The Theoretical Archaeology Group meeting at UC Berkeley this past weekend assured that I would be screamingly busy. I was an organizer of the conference, participated in a photo session (which I will discuss in a subsequent post), read my friend Shanti’s paper, and organized a session on Graffiti and the Archaeology of the Contemporary.
The session faced issues from the start–a lot of people sent abstracts but ended up canceling, I was so busy with the Blogging and Archaeology session at the SAA that I neglected some finer points of organization, and I almost canceled the whole thing more than once. It was good that I didn’t.
There were four fantastic papers presented by people from four different places–England, Ireland, Australia, and the US. The papers were diverse in their content, but all grappled with the place of graffiti in archaeological research and in wider cultural heritage. The international scope of the research was impressive and the authors of the papers were obviously intensely engaged in the interpretation of graffiti. A traditional discussion session after the papers would have been lively, fun, and satisfying–you can tell by the abstracts that we were doing something right. But we did something different.
Two members of the Black Diamonds Shining Collective, Deadeyes and Safety First came up from Oakland to conduct a live painting session and discussion of the papers. I had given them the choice, they could just talk or just paint or do a mixture of both. The session was a bit chaotic and ran over time, but at the end of the last presentation, we cleared a big space in front and brought in the large, prepared scrap of wood that I salvaged from Berkeley’s art practice department (thanks, Nick!).
Deadeyes and Safety First started painting and the room was absolutely silent. Multinationalism aside, everyone in the room was academic & white, while the graffiti artists were black. Were they just performing? Was it a strange, silent, live, Othering-event? Afterwards, several people confessed their enormous discomfort at this intense scopophilic moment. The presumed silence of our research subject was made real, highlighting the epistemic injustice that underlies academic research.

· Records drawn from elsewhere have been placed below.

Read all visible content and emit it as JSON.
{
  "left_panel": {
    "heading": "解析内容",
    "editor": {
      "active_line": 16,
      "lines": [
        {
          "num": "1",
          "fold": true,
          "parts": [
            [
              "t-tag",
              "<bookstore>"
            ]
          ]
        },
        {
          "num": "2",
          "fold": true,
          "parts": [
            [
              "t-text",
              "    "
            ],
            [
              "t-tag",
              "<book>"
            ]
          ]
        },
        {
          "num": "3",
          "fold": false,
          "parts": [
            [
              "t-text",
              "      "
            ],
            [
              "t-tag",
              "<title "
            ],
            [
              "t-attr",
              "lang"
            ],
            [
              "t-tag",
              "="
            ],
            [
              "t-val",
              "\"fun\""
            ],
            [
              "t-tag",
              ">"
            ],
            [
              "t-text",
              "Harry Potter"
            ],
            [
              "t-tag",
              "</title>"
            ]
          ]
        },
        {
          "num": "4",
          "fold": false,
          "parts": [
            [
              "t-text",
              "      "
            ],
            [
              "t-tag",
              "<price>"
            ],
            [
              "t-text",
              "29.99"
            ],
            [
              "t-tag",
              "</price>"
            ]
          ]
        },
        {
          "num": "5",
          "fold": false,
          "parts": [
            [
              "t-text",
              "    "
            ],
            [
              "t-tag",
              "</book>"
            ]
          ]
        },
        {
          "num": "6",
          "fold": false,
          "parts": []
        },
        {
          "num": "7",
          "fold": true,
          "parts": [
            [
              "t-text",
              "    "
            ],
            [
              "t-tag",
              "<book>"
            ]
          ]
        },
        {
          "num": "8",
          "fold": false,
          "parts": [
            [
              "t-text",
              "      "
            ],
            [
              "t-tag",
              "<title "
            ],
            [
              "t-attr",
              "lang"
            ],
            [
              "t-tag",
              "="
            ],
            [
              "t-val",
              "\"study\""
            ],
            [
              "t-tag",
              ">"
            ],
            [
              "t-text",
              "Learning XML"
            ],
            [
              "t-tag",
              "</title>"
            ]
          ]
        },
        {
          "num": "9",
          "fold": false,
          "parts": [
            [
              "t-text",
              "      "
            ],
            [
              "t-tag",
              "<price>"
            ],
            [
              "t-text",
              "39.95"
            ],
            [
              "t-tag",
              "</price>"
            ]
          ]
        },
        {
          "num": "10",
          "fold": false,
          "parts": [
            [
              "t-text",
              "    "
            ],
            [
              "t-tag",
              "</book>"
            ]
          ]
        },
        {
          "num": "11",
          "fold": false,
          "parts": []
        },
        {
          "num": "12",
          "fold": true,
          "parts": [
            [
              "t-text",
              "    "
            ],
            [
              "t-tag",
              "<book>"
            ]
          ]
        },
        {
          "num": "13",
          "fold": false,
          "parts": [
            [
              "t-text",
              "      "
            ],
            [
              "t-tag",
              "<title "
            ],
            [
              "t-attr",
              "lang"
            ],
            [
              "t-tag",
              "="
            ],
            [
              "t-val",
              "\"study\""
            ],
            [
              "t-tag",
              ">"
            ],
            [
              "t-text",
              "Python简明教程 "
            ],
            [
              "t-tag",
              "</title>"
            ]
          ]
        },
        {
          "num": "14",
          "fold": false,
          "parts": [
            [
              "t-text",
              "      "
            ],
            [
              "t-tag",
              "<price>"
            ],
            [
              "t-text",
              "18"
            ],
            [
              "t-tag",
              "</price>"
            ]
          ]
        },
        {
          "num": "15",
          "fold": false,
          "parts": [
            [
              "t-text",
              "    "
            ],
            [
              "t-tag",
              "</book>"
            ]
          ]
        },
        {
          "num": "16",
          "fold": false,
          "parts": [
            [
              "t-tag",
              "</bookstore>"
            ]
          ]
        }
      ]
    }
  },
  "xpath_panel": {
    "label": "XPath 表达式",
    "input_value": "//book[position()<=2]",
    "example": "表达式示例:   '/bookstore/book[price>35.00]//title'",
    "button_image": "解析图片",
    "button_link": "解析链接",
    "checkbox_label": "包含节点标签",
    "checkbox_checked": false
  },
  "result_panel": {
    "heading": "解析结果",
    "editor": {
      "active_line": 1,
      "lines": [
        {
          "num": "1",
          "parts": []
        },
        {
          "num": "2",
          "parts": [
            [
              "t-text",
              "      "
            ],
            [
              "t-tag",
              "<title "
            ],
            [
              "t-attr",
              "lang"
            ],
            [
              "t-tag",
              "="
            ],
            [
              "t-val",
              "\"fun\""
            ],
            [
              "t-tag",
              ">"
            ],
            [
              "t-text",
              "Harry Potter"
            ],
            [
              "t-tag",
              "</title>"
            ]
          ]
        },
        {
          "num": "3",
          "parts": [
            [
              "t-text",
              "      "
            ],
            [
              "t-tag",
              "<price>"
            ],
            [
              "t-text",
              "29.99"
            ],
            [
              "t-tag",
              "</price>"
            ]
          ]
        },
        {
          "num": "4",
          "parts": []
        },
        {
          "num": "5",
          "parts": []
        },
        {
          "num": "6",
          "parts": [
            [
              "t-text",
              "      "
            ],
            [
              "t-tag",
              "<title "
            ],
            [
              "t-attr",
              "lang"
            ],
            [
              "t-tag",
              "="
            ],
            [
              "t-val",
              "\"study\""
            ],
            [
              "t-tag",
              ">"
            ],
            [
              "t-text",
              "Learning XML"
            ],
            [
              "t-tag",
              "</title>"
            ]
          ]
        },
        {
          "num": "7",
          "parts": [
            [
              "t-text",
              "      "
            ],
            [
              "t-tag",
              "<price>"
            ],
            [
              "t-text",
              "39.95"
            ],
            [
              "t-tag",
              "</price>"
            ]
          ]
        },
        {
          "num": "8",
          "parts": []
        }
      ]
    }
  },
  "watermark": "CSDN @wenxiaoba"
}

Deadeyes capped his pen, stood up and turned around. He spoke, outlining his decade-long interest in and documentation of Oakland graffiti art and the intensely personal and political nature of graffiti, emphasizing the sociality in their chosen form of expression. Suddenly, the focus of the room shifted, and these academic archaeologists had the creator of their studied object pushing back, correcting assumptions, and throwing into question the entire enterprise. Safety First chimed in at times while still working on the painting.
I came away from the session humbled but also re-energized. This, to me, more than studying the ruins of theme parks or dismantling vans, was the archaeology of the contemporary. Having graffiti artists live-paint their reaction to the papers was dangerous–I actually had no idea how dangerous until I was in the room, watching the collision of these spheres. It was endangering our precious research, our preferred notions of how material culture was made, and how conferences should be run.
I still haven’t fully digested the whole experience, and I’ll be following up with the individual session participants and discussants. Changing archaeological conferences is hard, and risky, and most people resist, probably with good reason. That’s why we still sit in rooms, reading page after page, flicking through powerpoints. It’s comfortable. It’s safe. I was deeply relieved to read a paper in such a session the very next day.